gulation—I noticed two deep circular lines passing round from the front towards the back, marked with discolouration, and only one line at the back of the neck—she died from strangulation, in my judgment—the appearances round the neck corresponded with the mark which would be made by the rope produced, tightly pressed round—it appeared very improbable from the marks on the neck that she could have effected her destruction herself—I believe there would have been a greater regularity as regards these lines, if the death had resulted from hanging, or by other means, with the exception of forcible means being employed behind—I could better explain it by the cord itself—it appeared from the marks to have been applied twice round the neck, and that the pressure had been made in this manner, (describing it) as the back of the neck had no mark except the one made by this part of the rope, and there were two distinct lines in front—strangulation was caused by the pressure, and pulling it from behind, and towards the right side, supposing the party destroyed to be laying on the left side—the force or pressure must have been greater applied towards the right side in a direct line almost with the back line—I have not heard that the rope was found tied in a knot, on one side, till just at this moment—that might have altered its position in part, in the removal—the body was placed on the box—the whole trunk when I saw it appeared as if it had been so placed after life had left the body—the rope must have been tied round the neck during life-time, from the marks and discolourations following from the pulling—I did not perceive any mark, as if made by a knot—if the knot was pulled back, it would be loose from the neck—there was no mark of the knot on the neck—the rope would be loose after it was let go—I examined her hands—there was nothing amounting to the marks I expected to see, as the consequence of the force used to make the marks on the neck.

COURT. Q. Supposing she tied the—cord to something behind her, and then threw herself forward, would not that produce all the appearances?

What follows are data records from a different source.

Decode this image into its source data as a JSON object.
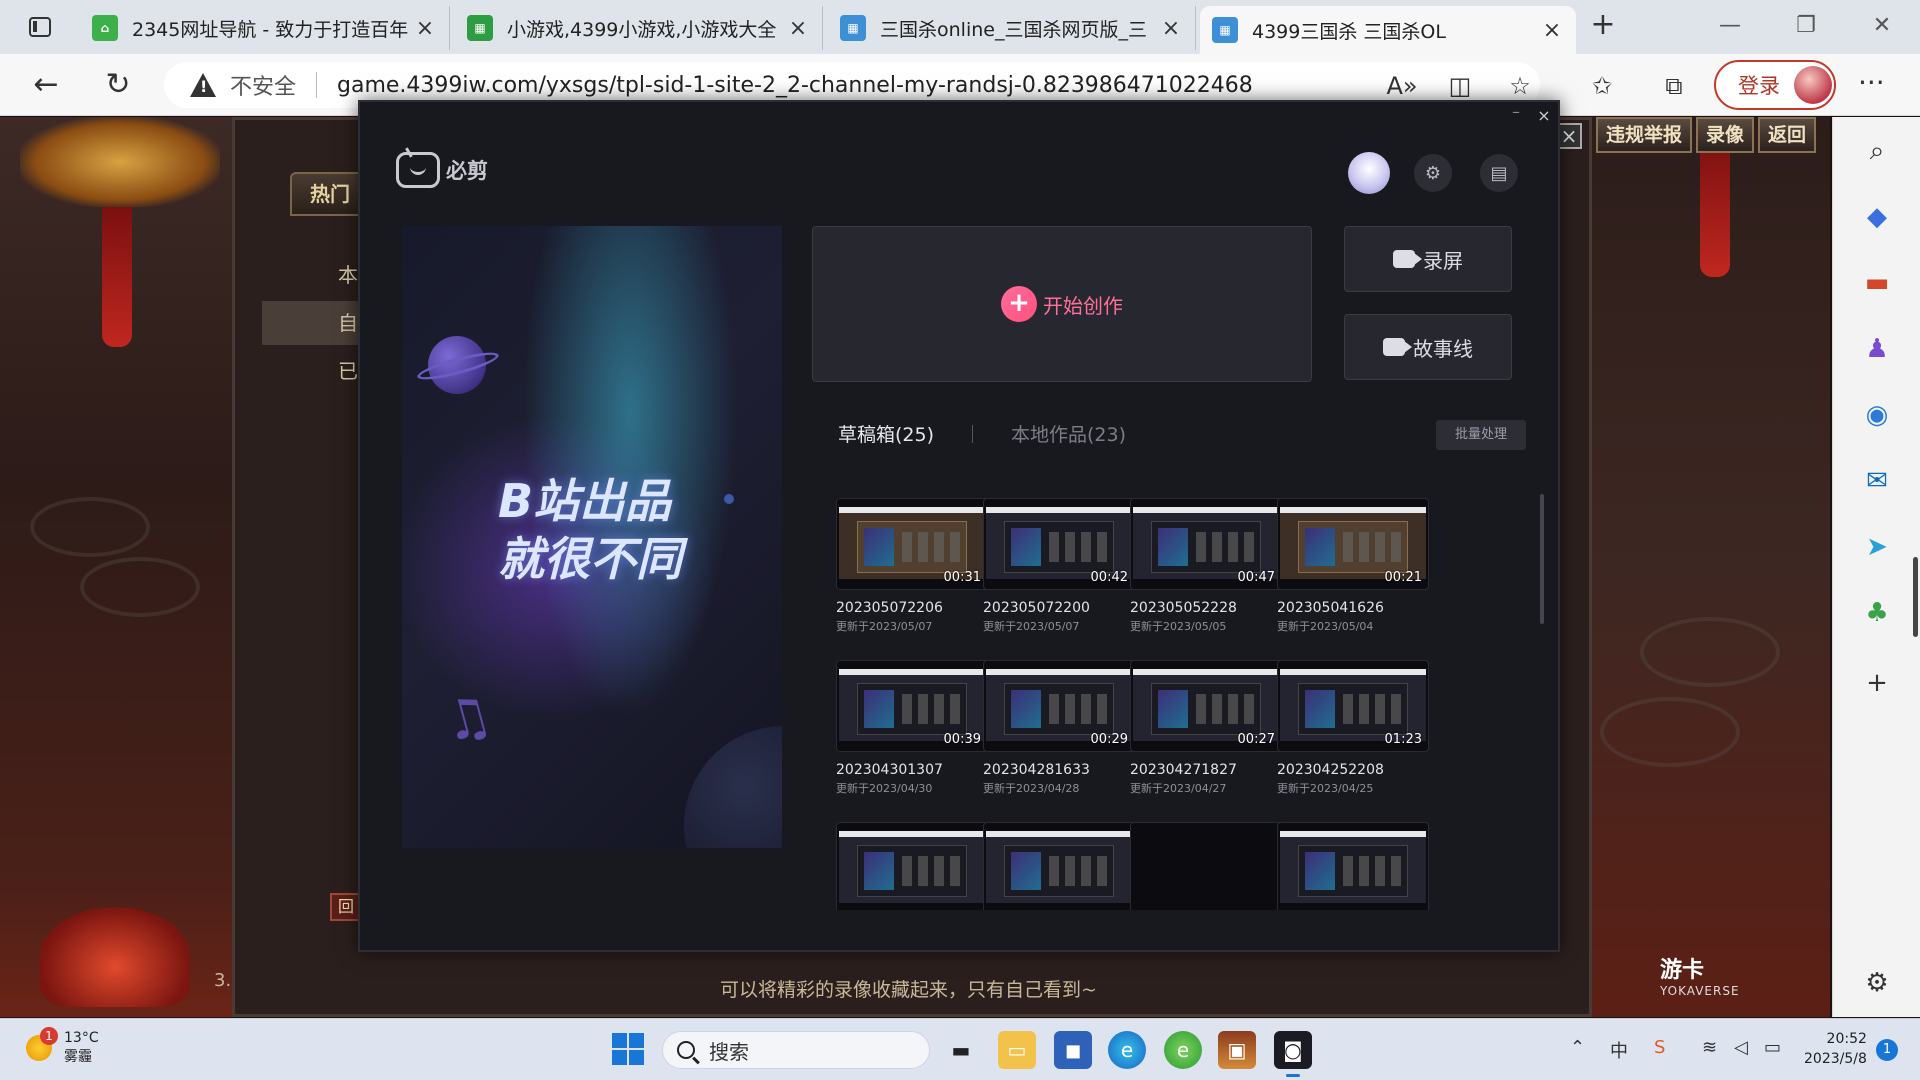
{
  "browser": {
    "tabs": [
      {
        "title": "2345网址导航 - 致力于打造百年",
        "favicon": "2345-house-icon"
      },
      {
        "title": "小游戏,4399小游戏,小游戏大全",
        "favicon": "4399-grid-icon"
      },
      {
        "title": "三国杀online_三国杀网页版_三",
        "favicon": "sgs-grid-icon"
      },
      {
        "title": "4399三国杀 三国杀OL",
        "favicon": "sgs-grid-icon"
      }
    ],
    "security_label": "不安全",
    "url": "game.4399iw.com/yxsgs/tpl-sid-1-site-2_2-channel-my-randsj-0.823986471022468",
    "login_label": "登录"
  },
  "game": {
    "hot_tab": "热门",
    "side_items": [
      "本",
      "自",
      "已"
    ],
    "top_buttons": [
      "违规举报",
      "录像",
      "返回"
    ],
    "back_btn": "回",
    "page_num": "3.",
    "note": "可以将精彩的录像收藏起来，只有自己看到~",
    "brand": "游卡",
    "brand_sub": "YOKAVERSE"
  },
  "app": {
    "name": "必剪",
    "slogan_line1": "B站出品",
    "slogan_line2": "就很不同",
    "create_label": "开始创作",
    "record_label": "录屏",
    "story_label": "故事线",
    "tab_drafts": "草稿箱(25)",
    "tab_local": "本地作品(23)",
    "batch_label": "批量处理",
    "drafts": [
      {
        "name": "202305072206",
        "updated": "更新于2023/05/07",
        "duration": "00:31",
        "kind": "game"
      },
      {
        "name": "202305072200",
        "updated": "更新于2023/05/07",
        "duration": "00:42",
        "kind": "app"
      },
      {
        "name": "202305052228",
        "updated": "更新于2023/05/05",
        "duration": "00:47",
        "kind": "app"
      },
      {
        "name": "202305041626",
        "updated": "更新于2023/05/04",
        "duration": "00:21",
        "kind": "game"
      },
      {
        "name": "202304301307",
        "updated": "更新于2023/04/30",
        "duration": "00:39",
        "kind": "app"
      },
      {
        "name": "202304281633",
        "updated": "更新于2023/04/28",
        "duration": "00:29",
        "kind": "app"
      },
      {
        "name": "202304271827",
        "updated": "更新于2023/04/27",
        "duration": "00:27",
        "kind": "app"
      },
      {
        "name": "202304252208",
        "updated": "更新于2023/04/25",
        "duration": "01:23",
        "kind": "app"
      },
      {
        "name": "",
        "updated": "",
        "duration": "",
        "kind": "app"
      },
      {
        "name": "",
        "updated": "",
        "duration": "",
        "kind": "app"
      },
      {
        "name": "",
        "updated": "",
        "duration": "",
        "kind": "blank"
      },
      {
        "name": "",
        "updated": "",
        "duration": "",
        "kind": "app"
      }
    ]
  },
  "taskbar": {
    "temp": "13°C",
    "weather": "雾霾",
    "weather_badge": "1",
    "search_placeholder": "搜索",
    "time": "20:52",
    "date": "2023/5/8",
    "notif_count": "1"
  },
  "colors": {
    "accent_pink": "#ff6e9c",
    "app_bg": "#18191f",
    "login_red": "#c0392b",
    "win_blue": "#1877d6"
  }
}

A. It is possible—there would be the same pressure behind, but the cord was so short.

MR. BODKIN. Q. In such a case would you expect to find the body in that position? A. No—it was found on the box, flat on the back—almost directly over the box, about four feet above the box there were five or six pegs—I tested those pegs with my fore-finger to see if they would bear the body, and I found that I could easily bring them down if I continued very little pressure—they would not bear the body—neither of them appeared to have been disturbed—my attention has not been directed to the bed—neither then or since—I did not perceive anything at the back of the neck beyond the mark—there were no bruises about her person at all, with the exception of that I have already explained—there was no bruise on the head as if a fall had taken place—there was no mark on the back of the head or neck, besides the mark round the neck—there was no mark about the body at all, except round the neck—after death there was a discoloration abont the arm-pits, which is common after violent death.

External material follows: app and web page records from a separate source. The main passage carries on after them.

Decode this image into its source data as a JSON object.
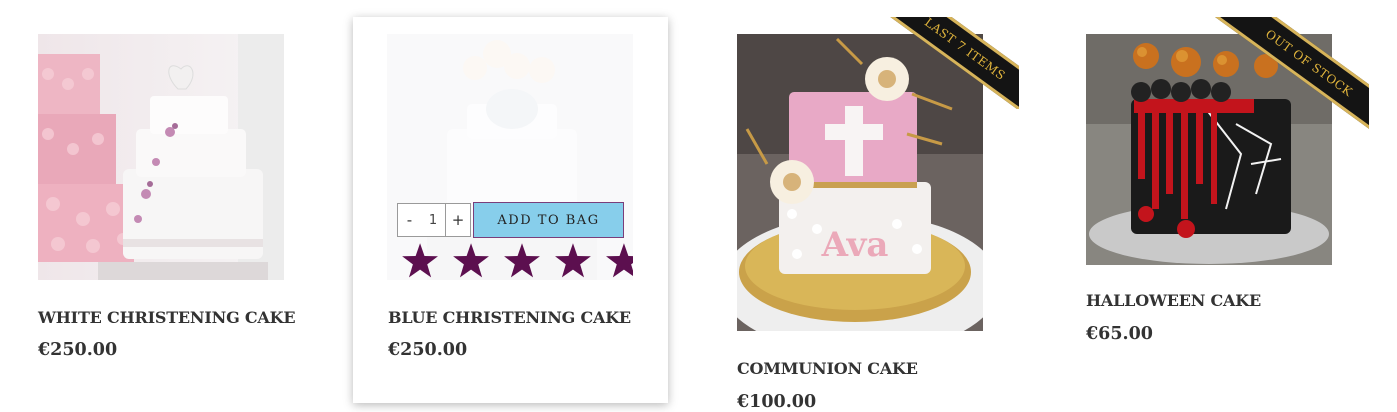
{
  "products": [
    {
      "name": "WHITE CHRISTENING CAKE",
      "price": "€250.00",
      "image_icon": "white-tiered-cake-image"
    },
    {
      "name": "BLUE CHRISTENING CAKE",
      "price": "€250.00",
      "image_icon": "blue-elephant-cake-image",
      "hover": {
        "rating": 5,
        "rating_max": 5,
        "star_color": "#5c0f4f",
        "qty_minus": "-",
        "qty_value": "1",
        "qty_plus": "+",
        "add_label": "ADD TO BAG"
      }
    },
    {
      "name": "COMMUNION CAKE",
      "price": "€100.00",
      "image_icon": "pink-communion-cake-image",
      "cake_lettering": "Ava",
      "ribbon": "LAST 7 ITEMS"
    },
    {
      "name": "HALLOWEEN CAKE",
      "price": "€65.00",
      "image_icon": "halloween-drip-cake-image",
      "ribbon": "OUT OF STOCK"
    }
  ],
  "colors": {
    "accent_purple": "#5c0f4f",
    "button_blue": "#87ceeb",
    "ribbon_gold": "#d7b45a",
    "ribbon_black": "#141414"
  }
}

Q. Supposing the bed to have been found in a wet state, would you draw any inference from that circumstance? A. I am not certain—it is an ordinary thing for the urine to be voided under strangulation or hanging, but of course, as I do not know the precise nature of the fluid, it is impossible for me to say; it is an ordinary circumstance for urine to be voided where death is caused by strangulation.

GUILTY . Aged 23.— DEATH .